Podcasting Basics Q & A
By JD Lasica
Ourmedia

What is a podcast?

A podcast usually refers to an audio file you can subscribe to and download over the Internet for playback on mobile devices and personal computers. A podcast can be created, shared, downloaded and listened to.

Sometimes it refers to video, too — videos you can subscribe to and watch. The term podcast, like radio, can mean both the content and the method of delivery. The creator of a podcast is a podcaster.

How does it differ from Webcasting or Internet radio?

Webcasting, where music or audio is streamed, is not podcasting if the file isn’t made available for downloading to a device. In podcasting, you can subscribe to a show or channel and have all new shows automatically delivered to your computer as they are published. If you have an MP3 player, the next time you sync your device you’ll have the episodes available for listening on the go. (Podcasting takes its unfortunate name from the iPod, but you don’t need an iPod to create or listen to a podcast.)

Some people refer to podcasting as “Internet radio.” But blogger Doc Searls has written persuasively that podcasting should not be equated with radio — mostly for political and public policy reasons. Radio is mass media. It generally caters to least common denominator programming. It’s delivered on the programmers’ schedule. Its content is regulated by the federal government.

Podcasting is personal media. It caters to individuals. Its most salient feature is that you can download podcasts to listen to on your schedule. And it is utterly unregulatable. When you enter the realm of podcasting, you’re accessing a new form of media that gives voice to anyone with something to say.

When did podcasting start?

Podcasting was born in late 2004 and has taken off since then, with thousands of podcasts and millions of subscriptions on services like Apple’s iTunes.

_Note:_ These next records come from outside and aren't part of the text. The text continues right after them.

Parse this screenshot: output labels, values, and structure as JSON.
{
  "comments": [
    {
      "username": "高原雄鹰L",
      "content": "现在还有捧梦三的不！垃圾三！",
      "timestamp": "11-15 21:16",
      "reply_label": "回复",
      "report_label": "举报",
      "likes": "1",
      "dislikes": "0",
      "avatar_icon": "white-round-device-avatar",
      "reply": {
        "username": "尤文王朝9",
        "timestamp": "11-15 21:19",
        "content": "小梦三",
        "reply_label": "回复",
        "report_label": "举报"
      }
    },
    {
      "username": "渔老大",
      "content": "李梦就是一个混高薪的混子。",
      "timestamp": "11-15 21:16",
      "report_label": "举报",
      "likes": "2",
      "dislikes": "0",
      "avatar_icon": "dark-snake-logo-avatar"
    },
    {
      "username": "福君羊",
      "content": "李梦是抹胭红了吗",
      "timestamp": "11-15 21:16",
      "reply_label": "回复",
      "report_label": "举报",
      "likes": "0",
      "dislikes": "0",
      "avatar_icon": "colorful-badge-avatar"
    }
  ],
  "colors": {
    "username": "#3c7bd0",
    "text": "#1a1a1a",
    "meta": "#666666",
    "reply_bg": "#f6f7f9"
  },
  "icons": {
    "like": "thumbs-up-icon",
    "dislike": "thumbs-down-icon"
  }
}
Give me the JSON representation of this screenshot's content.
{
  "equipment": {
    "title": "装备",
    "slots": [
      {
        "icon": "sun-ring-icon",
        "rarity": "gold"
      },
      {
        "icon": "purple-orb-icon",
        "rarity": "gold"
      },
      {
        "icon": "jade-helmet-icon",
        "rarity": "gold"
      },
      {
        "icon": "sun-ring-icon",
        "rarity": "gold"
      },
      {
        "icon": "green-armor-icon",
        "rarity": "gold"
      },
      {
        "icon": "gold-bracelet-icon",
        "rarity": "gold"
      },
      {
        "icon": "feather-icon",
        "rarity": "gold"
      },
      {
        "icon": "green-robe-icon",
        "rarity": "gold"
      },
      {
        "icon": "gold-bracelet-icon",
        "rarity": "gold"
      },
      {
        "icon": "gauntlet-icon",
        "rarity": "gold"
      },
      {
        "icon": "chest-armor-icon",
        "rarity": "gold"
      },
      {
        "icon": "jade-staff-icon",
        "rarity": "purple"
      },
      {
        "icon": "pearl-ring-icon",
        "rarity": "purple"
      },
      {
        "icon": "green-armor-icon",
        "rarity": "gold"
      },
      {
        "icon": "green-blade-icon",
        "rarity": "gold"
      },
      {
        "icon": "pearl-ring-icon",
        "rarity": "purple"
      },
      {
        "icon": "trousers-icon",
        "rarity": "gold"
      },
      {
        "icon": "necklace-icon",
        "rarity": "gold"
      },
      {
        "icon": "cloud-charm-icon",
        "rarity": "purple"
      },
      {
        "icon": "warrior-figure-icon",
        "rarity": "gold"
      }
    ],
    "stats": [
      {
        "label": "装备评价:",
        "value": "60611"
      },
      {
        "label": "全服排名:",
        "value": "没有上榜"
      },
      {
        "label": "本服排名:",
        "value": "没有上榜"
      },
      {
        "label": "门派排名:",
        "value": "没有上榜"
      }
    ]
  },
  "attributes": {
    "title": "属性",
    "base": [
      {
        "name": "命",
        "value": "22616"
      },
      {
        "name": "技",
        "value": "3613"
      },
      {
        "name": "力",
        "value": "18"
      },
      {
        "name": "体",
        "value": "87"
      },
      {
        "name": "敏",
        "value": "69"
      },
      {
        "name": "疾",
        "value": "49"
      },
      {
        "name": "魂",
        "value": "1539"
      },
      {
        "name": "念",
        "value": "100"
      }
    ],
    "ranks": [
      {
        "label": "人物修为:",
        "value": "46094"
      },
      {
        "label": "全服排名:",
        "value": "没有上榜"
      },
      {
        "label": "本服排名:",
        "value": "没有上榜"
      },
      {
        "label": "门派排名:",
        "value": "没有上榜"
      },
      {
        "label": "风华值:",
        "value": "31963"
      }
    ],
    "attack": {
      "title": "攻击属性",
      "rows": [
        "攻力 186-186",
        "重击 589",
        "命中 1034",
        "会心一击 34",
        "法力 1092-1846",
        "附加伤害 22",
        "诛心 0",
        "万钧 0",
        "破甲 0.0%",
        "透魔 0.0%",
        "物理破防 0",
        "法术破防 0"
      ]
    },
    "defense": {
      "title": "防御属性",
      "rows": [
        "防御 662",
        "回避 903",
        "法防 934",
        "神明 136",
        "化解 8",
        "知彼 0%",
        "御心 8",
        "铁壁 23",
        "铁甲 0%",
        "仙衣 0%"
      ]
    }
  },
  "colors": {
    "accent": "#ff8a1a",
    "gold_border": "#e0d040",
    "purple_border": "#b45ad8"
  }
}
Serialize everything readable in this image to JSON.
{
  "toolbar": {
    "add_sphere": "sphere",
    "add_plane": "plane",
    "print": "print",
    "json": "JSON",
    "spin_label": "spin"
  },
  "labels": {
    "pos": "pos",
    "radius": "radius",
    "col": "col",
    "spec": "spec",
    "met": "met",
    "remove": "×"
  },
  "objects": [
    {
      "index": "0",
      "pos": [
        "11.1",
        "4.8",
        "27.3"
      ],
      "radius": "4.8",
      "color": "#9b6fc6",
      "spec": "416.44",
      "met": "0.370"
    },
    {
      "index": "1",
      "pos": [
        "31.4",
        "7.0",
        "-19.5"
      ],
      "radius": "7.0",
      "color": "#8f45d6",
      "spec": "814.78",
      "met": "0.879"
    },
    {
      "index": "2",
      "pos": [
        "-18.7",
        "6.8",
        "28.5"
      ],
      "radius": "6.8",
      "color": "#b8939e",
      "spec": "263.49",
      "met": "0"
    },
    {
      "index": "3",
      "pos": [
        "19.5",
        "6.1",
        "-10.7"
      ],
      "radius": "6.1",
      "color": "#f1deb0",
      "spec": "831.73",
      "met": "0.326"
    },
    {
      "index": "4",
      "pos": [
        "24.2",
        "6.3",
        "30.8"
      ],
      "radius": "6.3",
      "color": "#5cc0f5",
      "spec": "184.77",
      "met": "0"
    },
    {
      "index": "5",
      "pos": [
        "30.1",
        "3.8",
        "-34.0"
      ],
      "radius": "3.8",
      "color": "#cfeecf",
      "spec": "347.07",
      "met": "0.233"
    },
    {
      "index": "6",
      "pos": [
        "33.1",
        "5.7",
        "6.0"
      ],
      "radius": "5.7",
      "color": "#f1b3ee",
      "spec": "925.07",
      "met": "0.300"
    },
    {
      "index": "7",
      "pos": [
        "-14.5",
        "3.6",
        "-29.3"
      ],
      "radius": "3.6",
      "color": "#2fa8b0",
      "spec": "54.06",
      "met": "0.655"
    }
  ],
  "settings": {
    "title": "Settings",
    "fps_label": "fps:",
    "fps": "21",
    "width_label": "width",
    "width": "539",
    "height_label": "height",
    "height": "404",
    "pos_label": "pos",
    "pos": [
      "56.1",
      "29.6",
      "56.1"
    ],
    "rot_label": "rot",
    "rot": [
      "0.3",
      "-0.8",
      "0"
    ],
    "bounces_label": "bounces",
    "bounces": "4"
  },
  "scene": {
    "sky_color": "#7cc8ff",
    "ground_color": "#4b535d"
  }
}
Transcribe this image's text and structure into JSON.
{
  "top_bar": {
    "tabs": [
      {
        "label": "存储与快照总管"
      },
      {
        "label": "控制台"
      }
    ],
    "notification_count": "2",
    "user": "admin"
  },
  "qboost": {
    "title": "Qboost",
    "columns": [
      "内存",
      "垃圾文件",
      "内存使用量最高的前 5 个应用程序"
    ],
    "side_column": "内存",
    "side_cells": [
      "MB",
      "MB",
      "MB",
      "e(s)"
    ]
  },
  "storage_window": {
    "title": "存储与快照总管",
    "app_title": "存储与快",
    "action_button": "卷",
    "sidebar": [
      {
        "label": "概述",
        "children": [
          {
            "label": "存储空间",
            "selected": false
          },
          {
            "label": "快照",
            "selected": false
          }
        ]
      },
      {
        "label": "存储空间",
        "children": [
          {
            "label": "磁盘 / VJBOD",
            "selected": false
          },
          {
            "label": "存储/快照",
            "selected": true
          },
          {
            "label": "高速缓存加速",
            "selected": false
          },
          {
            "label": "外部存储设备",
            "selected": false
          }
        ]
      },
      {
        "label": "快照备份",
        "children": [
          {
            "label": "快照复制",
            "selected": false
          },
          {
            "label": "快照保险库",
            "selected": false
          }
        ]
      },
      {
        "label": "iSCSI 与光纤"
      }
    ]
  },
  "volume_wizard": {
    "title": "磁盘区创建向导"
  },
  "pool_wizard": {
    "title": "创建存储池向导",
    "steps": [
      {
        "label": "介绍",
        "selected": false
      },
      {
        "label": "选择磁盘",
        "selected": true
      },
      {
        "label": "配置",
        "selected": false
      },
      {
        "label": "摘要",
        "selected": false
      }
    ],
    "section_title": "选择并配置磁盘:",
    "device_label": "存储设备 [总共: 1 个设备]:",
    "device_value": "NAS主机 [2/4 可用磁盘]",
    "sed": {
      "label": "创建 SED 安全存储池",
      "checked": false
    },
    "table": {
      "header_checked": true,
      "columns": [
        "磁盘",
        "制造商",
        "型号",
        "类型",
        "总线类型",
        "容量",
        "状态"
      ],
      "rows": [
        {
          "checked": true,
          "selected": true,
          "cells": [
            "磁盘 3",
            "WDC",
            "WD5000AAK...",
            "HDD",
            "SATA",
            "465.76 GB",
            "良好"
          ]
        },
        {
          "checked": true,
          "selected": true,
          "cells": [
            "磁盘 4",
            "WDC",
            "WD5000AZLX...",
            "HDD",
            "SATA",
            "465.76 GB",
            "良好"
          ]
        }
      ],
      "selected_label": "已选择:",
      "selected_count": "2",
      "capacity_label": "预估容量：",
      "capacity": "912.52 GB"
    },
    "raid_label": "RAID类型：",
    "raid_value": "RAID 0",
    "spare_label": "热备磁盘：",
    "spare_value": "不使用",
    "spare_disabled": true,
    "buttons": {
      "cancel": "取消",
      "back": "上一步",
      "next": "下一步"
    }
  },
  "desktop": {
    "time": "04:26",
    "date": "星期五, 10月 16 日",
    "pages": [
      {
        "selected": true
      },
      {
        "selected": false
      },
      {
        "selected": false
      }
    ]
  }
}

Adam Curry and Dave Winer were two of its early pioneers.

Why would I want to create one?
Podcasting is one of the most powerful new forms of personal media. Commercial radio stations are now controlled by a handful of media monopolies, stifling choice. Podcasting is an unapologetically democratic medium, giving voice to anyone with something to say.

The technology is simple enough that virtually anybody can produce audio programs. Podcasters tackle hundreds of subjects, with topics ranging from politics, sports and technology to movies, music, books and bass fishing.

Related:

How to find podcasts you’ll like

How to create a podcast